> Dataset entries

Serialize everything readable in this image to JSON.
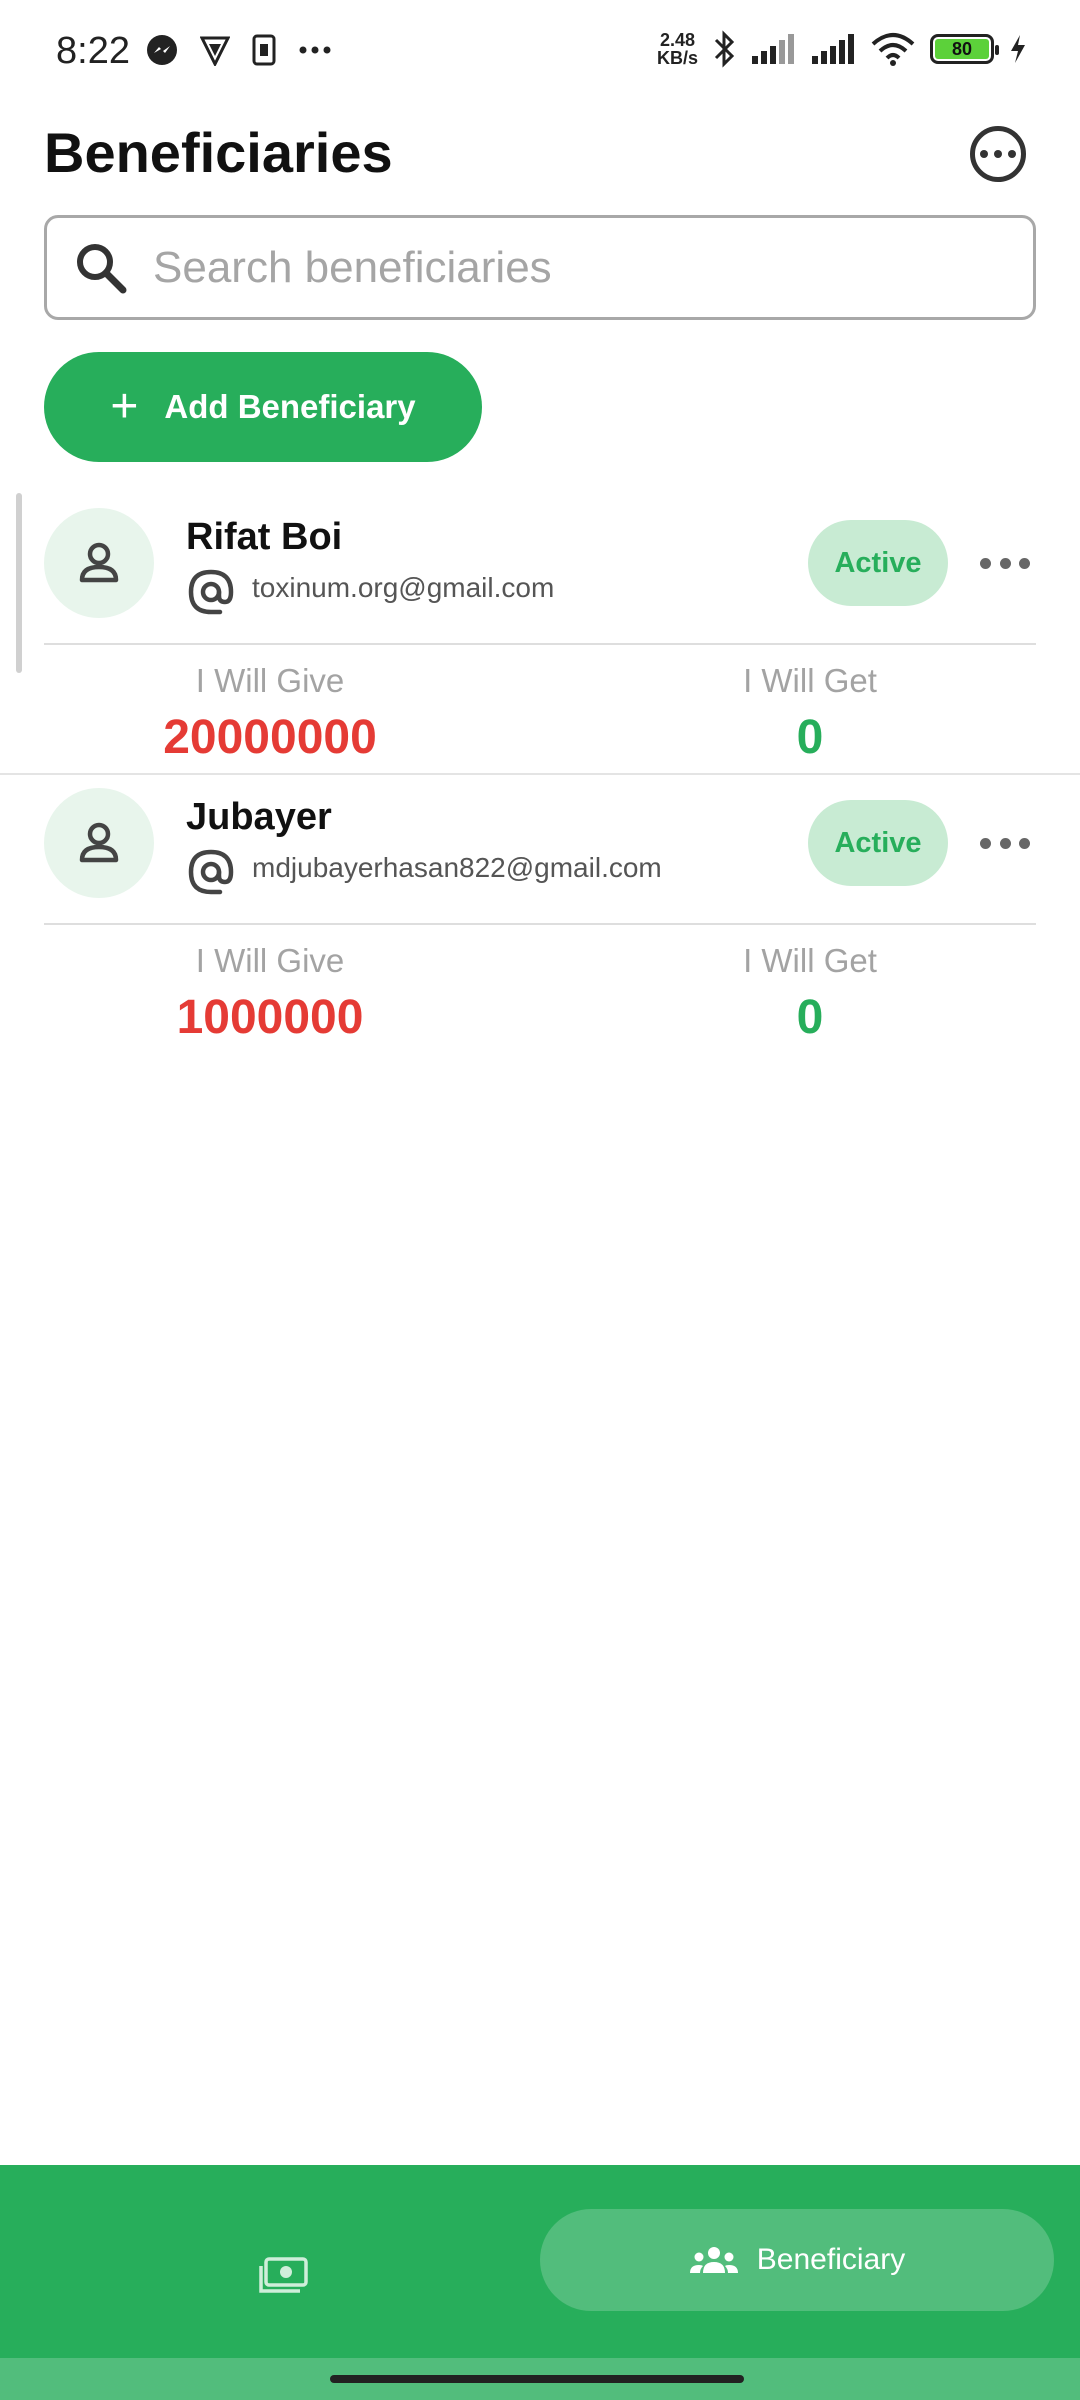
{
  "status_bar": {
    "time": "8:22",
    "speed_value": "2.48",
    "speed_unit": "KB/s",
    "battery_level": "80",
    "left_icons": [
      "messenger-icon",
      "vpn-icon",
      "sim-icon",
      "more-dots-icon"
    ],
    "right_icons": [
      "bluetooth-icon",
      "signal-icon",
      "signal-icon",
      "wifi-icon",
      "battery-icon",
      "charging-icon"
    ]
  },
  "header": {
    "title": "Beneficiaries",
    "more_icon": "more-circle-icon"
  },
  "search": {
    "placeholder": "Search beneficiaries",
    "value": ""
  },
  "add_button": {
    "label": "Add Beneficiary",
    "icon": "plus-icon"
  },
  "beneficiaries": [
    {
      "name": "Rifat Boi",
      "email": "toxinum.org@gmail.com",
      "status": "Active",
      "give_label": "I Will Give",
      "give_value": "20000000",
      "get_label": "I Will Get",
      "get_value": "0"
    },
    {
      "name": "Jubayer",
      "email": "mdjubayerhasan822@gmail.com",
      "status": "Active",
      "give_label": "I Will Give",
      "give_value": "1000000",
      "get_label": "I Will Get",
      "get_value": "0"
    }
  ],
  "bottom_nav": {
    "items": [
      {
        "icon": "money-icon",
        "label": ""
      },
      {
        "icon": "group-icon",
        "label": "Beneficiary"
      }
    ],
    "active_index": 1
  },
  "colors": {
    "brand_green": "#27ae5b",
    "give_red": "#e53b35",
    "badge_bg": "#c8ebd3",
    "avatar_bg": "#e8f5ec"
  }
}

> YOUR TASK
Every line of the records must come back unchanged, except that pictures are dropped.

> SOLUTION FOR THIS EXERCISE
Serialize everything readable in this image to JSON.
{
  "status_bar": {
    "time": "8:22",
    "speed_value": "2.48",
    "speed_unit": "KB/s",
    "battery_level": "80",
    "left_icons": [
      "messenger-icon",
      "vpn-icon",
      "sim-icon",
      "more-dots-icon"
    ],
    "right_icons": [
      "bluetooth-icon",
      "signal-icon",
      "signal-icon",
      "wifi-icon",
      "battery-icon",
      "charging-icon"
    ]
  },
  "header": {
    "title": "Beneficiaries",
    "more_icon": "more-circle-icon"
  },
  "search": {
    "placeholder": "Search beneficiaries",
    "value": ""
  },
  "add_button": {
    "label": "Add Beneficiary",
    "icon": "plus-icon"
  },
  "beneficiaries": [
    {
      "name": "Rifat Boi",
      "email": "toxinum.org@gmail.com",
      "status": "Active",
      "give_label": "I Will Give",
      "give_value": "20000000",
      "get_label": "I Will Get",
      "get_value": "0"
    },
    {
      "name": "Jubayer",
      "email": "mdjubayerhasan822@gmail.com",
      "status": "Active",
      "give_label": "I Will Give",
      "give_value": "1000000",
      "get_label": "I Will Get",
      "get_value": "0"
    }
  ],
  "bottom_nav": {
    "items": [
      {
        "icon": "money-icon",
        "label": ""
      },
      {
        "icon": "group-icon",
        "label": "Beneficiary"
      }
    ],
    "active_index": 1
  },
  "colors": {
    "brand_green": "#27ae5b",
    "give_red": "#e53b35",
    "badge_bg": "#c8ebd3",
    "avatar_bg": "#e8f5ec"
  }
}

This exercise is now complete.